, ,

One trend we hear a lot about is “digital disruption” – and there’s plenty of evidence for it.  No industry is exempt from it.  So, if Uber is the largest taxi company in the world that owns no taxis – and we draw this parallel for every industry – then will the world’s biggest data company be one that owns no data?

The problem is that most businesses are traditional, and given 99% of us work for these traditional businesses, then it is not surprising that, unless we had seen Uber with our own eyes, we simply could not imagine the concept of a taxi company not owning taxis, and nor can we imagine a data company not owning data.   I mean, how can it make sense?  And, for that matter, how can a financial advisor not provide financial advice; or how can a solicitor not give legal services; or how can a doctor not provide health services?  Simple.  Their services are based on the sum total of their training and experience – their knowledge.  Put this knowledge somewhere else (say, in clever algorithms on a computer), equally accessible by you and me (the consumers), and let the technology-driven approach replace the traditional model.  Once I can harness this sort of digital disruption, I don’t need the financial advisor, the solicitor, or the doctor.  But can I harness my own data?

The issue with our own data is that we have granted many institutional bodies and people access to it (often without our knowledge), and, even where we have not granted access, it is still open to unauthorised access (hacking).  The implication of the rest of the world having access to our data is that they can use and abuse it – and they do (often oblivious to the effect that it is having on us individually).

So, let’s imagine a different world.  A taxi company without taxis?  Yes.  OK, now… a data company that owns no data?  We heard at this year’s CES that we, as individuals, need an ‘On / Off’ switch, where we are in control of our own data.  This is because the number one concern for 9 out of 10 of us is security and privacy.

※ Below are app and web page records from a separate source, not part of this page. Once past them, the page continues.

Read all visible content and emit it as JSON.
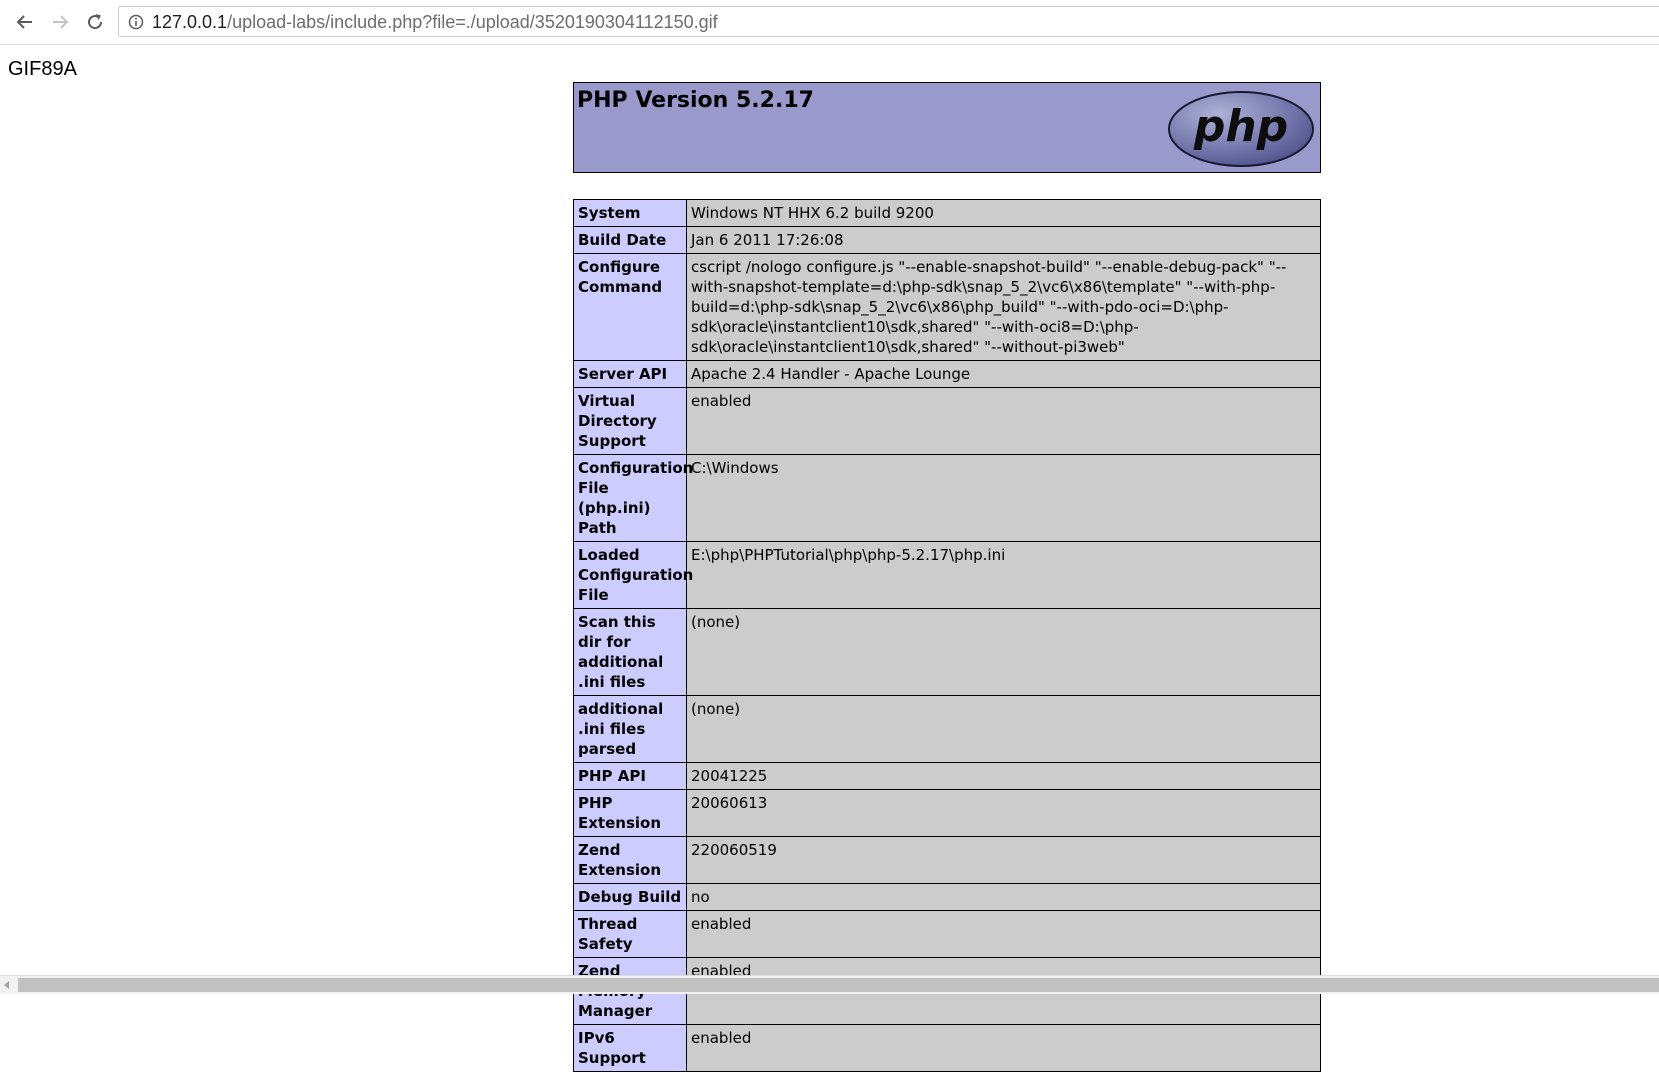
{
  "browser": {
    "url_host": "127.0.0.1",
    "url_rest": "/upload-labs/include.php?file=./upload/3520190304112150.gif",
    "icons": [
      "back-arrow-icon",
      "forward-arrow-icon",
      "reload-icon",
      "info-icon"
    ]
  },
  "page": {
    "gif_header": "GIF89A",
    "title": "PHP Version 5.2.17",
    "logo_text": "php",
    "colors": {
      "header_bg": "#9999cc",
      "label_bg": "#ccccff",
      "value_bg": "#cccccc"
    },
    "rows": [
      {
        "label": "System",
        "value": "Windows NT HHX 6.2 build 9200"
      },
      {
        "label": "Build Date",
        "value": "Jan 6 2011 17:26:08"
      },
      {
        "label": "Configure Command",
        "value": "cscript /nologo configure.js \"--enable-snapshot-build\" \"--enable-debug-pack\" \"--with-snapshot-template=d:\\php-sdk\\snap_5_2\\vc6\\x86\\template\" \"--with-php-build=d:\\php-sdk\\snap_5_2\\vc6\\x86\\php_build\" \"--with-pdo-oci=D:\\php-sdk\\oracle\\instantclient10\\sdk,shared\" \"--with-oci8=D:\\php-sdk\\oracle\\instantclient10\\sdk,shared\" \"--without-pi3web\""
      },
      {
        "label": "Server API",
        "value": "Apache 2.4 Handler - Apache Lounge"
      },
      {
        "label": "Virtual Directory Support",
        "value": "enabled"
      },
      {
        "label": "Configuration File (php.ini) Path",
        "value": "C:\\Windows"
      },
      {
        "label": "Loaded Configuration File",
        "value": "E:\\php\\PHPTutorial\\php\\php-5.2.17\\php.ini"
      },
      {
        "label": "Scan this dir for additional .ini files",
        "value": "(none)"
      },
      {
        "label": "additional .ini files parsed",
        "value": "(none)"
      },
      {
        "label": "PHP API",
        "value": "20041225"
      },
      {
        "label": "PHP Extension",
        "value": "20060613"
      },
      {
        "label": "Zend Extension",
        "value": "220060519"
      },
      {
        "label": "Debug Build",
        "value": "no"
      },
      {
        "label": "Thread Safety",
        "value": "enabled"
      },
      {
        "label": "Zend Memory Manager",
        "value": "enabled"
      },
      {
        "label": "IPv6 Support",
        "value": "enabled"
      }
    ]
  }
}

Therefore, like a tap, we need to be able to supply data as and when we choose.  The consequence of this is that we will feel a lot more in control of our own privacy and how our data is being handled.  Both the EU and the US are finalising Bills currently that will have dire consequences for institutions who mishandle data – and the easiest solution to that is: don’t handle my data; let me do it!

Like LifeBank, more and more companies in the future are going to offer you the opportunity to own your own individual data, to carry your own master file, which will mean that you will be able to choose what data you wish to share, and when.  The file will be on your own personal, portable storage facility.  It will not be able to be hacked by intruders, nor will it be able to be interrogated by companies who you unwittingly gave permissions to access your data – because your data won’t be on their servers, available for all and sundry to access via the cloud.  Sure, these companies will still be able to derive insights from analysing metadata, but not the private stuff – and companies that start offering LifeBank to their customers will earn a whole load more trust, because they will be showing their customers that they have their best interests at heart.

We need to be the masters of our own destiny, and not be subjugated to the whims of somebody else.  As individuals, what we all need is to take ownership of our own data – that’s not just about being responsible for it, it’s also being accountable for it.  Then no-one can say, “I didn’t know what they were doing with my data.”  Take your head out of the clouds: take your data off the cloud.  One immediate benefit?  Instances of identity theft will reduce overnight.  Put the data in your own pocket, be accountable for it, and enjoy a variety of spin-off benefits … for example, feel safer; feel more secure; and enjoy being more organised, which in turn brings a host of other benefits!

For more insights, also check this out – it’s not such a stretch of the imagination to see how LifeBank may one day soon be the world’s largest data company… yet, you’ll own the data.  Oh, yeh – do share and comment on this post!